Interview for TV news in Portland, Oregon
Interview for TV news in Portland, Oregon Photo: / AFSC

We've been writing a lot about journalism and violence since the recent attacks in Brussels and Lahore. Media outlets quote each other more than any other source in stories about violent extremism. Journalists too often parachute into election-related conflicts, take a snapshot, and then leave without getting the whole story. And for the brave few who write do try to write about violence and peace in news ways? There's only a very small audience for this writing and almost no coversation to plug into in today's news.

These trends didn't start by accident. There are many contributing factors, including ever-greater cuts to newsroom staff, less time and money to travel, and danger to journalists working in conflict zones. Difference-making on the part of readers and reporters makes it difficult to start, and sustain, these kinds of conversations. The odds for journalists interested in covering war and peace in new ways, to paraphrase the Hunger Games, are never in your favor. But after a guest post yesterday on how communications research can contribute to peace building, aimed at researchers interested in this kind of work, we thought we would share some of our favorite resources for journalists taking on this challenge.

Here's a run-down of our favorite resources for journalists writing about, and for, a more peaceful world:

As we develop more resources for peace builders and journalists, we'll write about them here. Our hope is that resources like these can help shape new odds, that are more in your favor. What do you think of these toolkits and recommendations? What works and what doesn't? Tell us in the comments.

About the Author

AREAS OF EXPERTISE: Communications research | Analytics | Social inequality. Beth leads AFSC’s messaging and opinion research, which she uses to develop evidence-based communications guidance for advocates and citizens to ‘change the narrative’ on war and violence.
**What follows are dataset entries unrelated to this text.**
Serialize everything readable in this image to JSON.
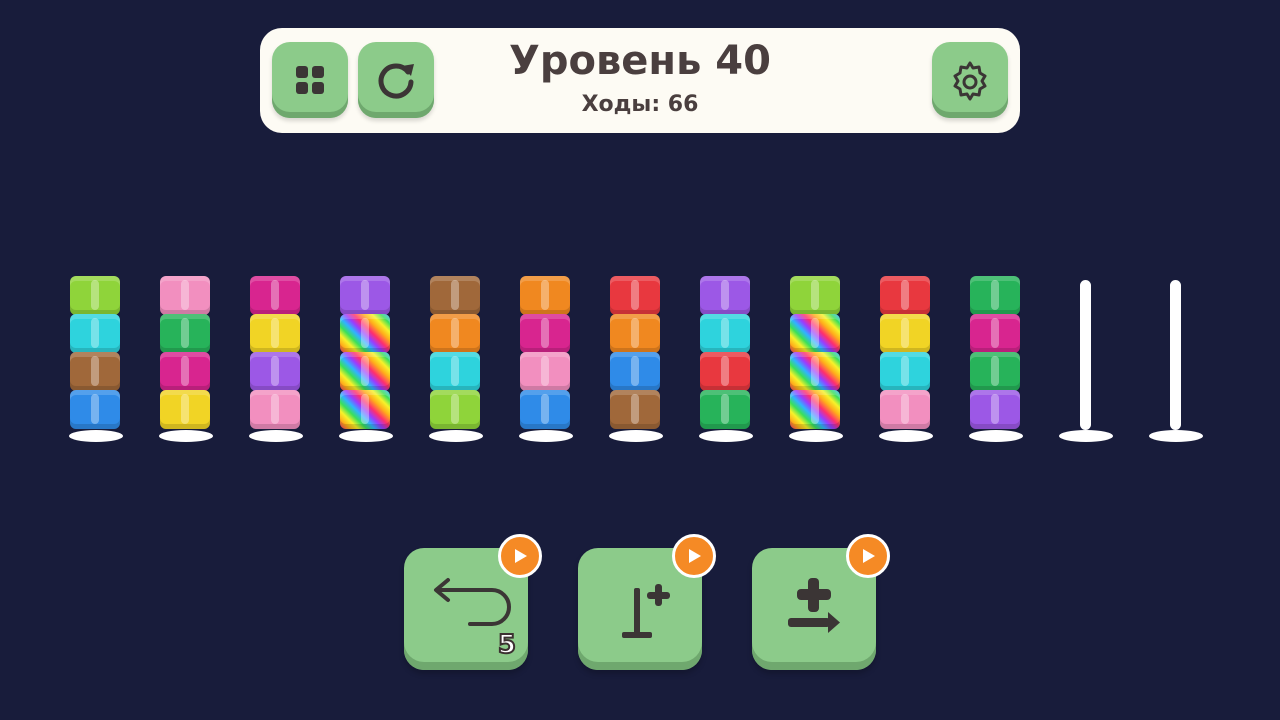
{
  "header": {
    "title": "Уровень 40",
    "moves_label": "Ходы:",
    "moves_value": "66"
  },
  "buttons": {
    "menu_icon": "grid-icon",
    "restart_icon": "restart-icon",
    "settings_icon": "gear-icon"
  },
  "colors": {
    "background": "#181c3b",
    "panel": "#fdfbf4",
    "button": "#8ccb8a",
    "badge": "#f58a25",
    "text": "#4a3f3f"
  },
  "towers": [
    {
      "blocks": [
        "lime",
        "cyan",
        "brown",
        "blue"
      ]
    },
    {
      "blocks": [
        "pink",
        "green",
        "magenta",
        "yellow"
      ]
    },
    {
      "blocks": [
        "magenta",
        "yellow",
        "purple",
        "pink"
      ]
    },
    {
      "blocks": [
        "purple",
        "rainbow",
        "rainbow",
        "rainbow"
      ]
    },
    {
      "blocks": [
        "brown",
        "orange",
        "cyan",
        "lime"
      ]
    },
    {
      "blocks": [
        "orange",
        "magenta",
        "pink",
        "blue"
      ]
    },
    {
      "blocks": [
        "red",
        "orange",
        "blue",
        "brown"
      ]
    },
    {
      "blocks": [
        "purple",
        "cyan",
        "red",
        "green"
      ]
    },
    {
      "blocks": [
        "lime",
        "rainbow",
        "rainbow",
        "rainbow"
      ]
    },
    {
      "blocks": [
        "red",
        "yellow",
        "cyan",
        "pink"
      ]
    },
    {
      "blocks": [
        "green",
        "magenta",
        "green",
        "purple"
      ]
    },
    {
      "blocks": []
    },
    {
      "blocks": []
    }
  ],
  "block_colors": {
    "lime": "#8fd43a",
    "cyan": "#2ed3dd",
    "brown": "#a0683a",
    "blue": "#2f8be8",
    "pink": "#f28fbf",
    "green": "#27b35a",
    "magenta": "#d8258f",
    "yellow": "#f1d425",
    "purple": "#9c58e6",
    "orange": "#f08820",
    "red": "#e8383f"
  },
  "tools": [
    {
      "name": "undo",
      "icon": "undo-icon",
      "count": "5"
    },
    {
      "name": "add-pole",
      "icon": "add-pole-icon",
      "count": ""
    },
    {
      "name": "shuffle",
      "icon": "add-block-icon",
      "count": ""
    }
  ],
  "ad_icon": "play-icon"
}
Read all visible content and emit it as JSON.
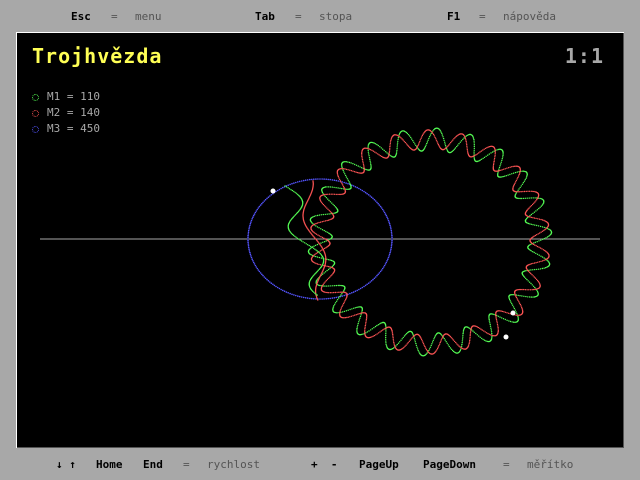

Prior to AFSC, Beth’s research and professional work focused on health inequality in the Americas.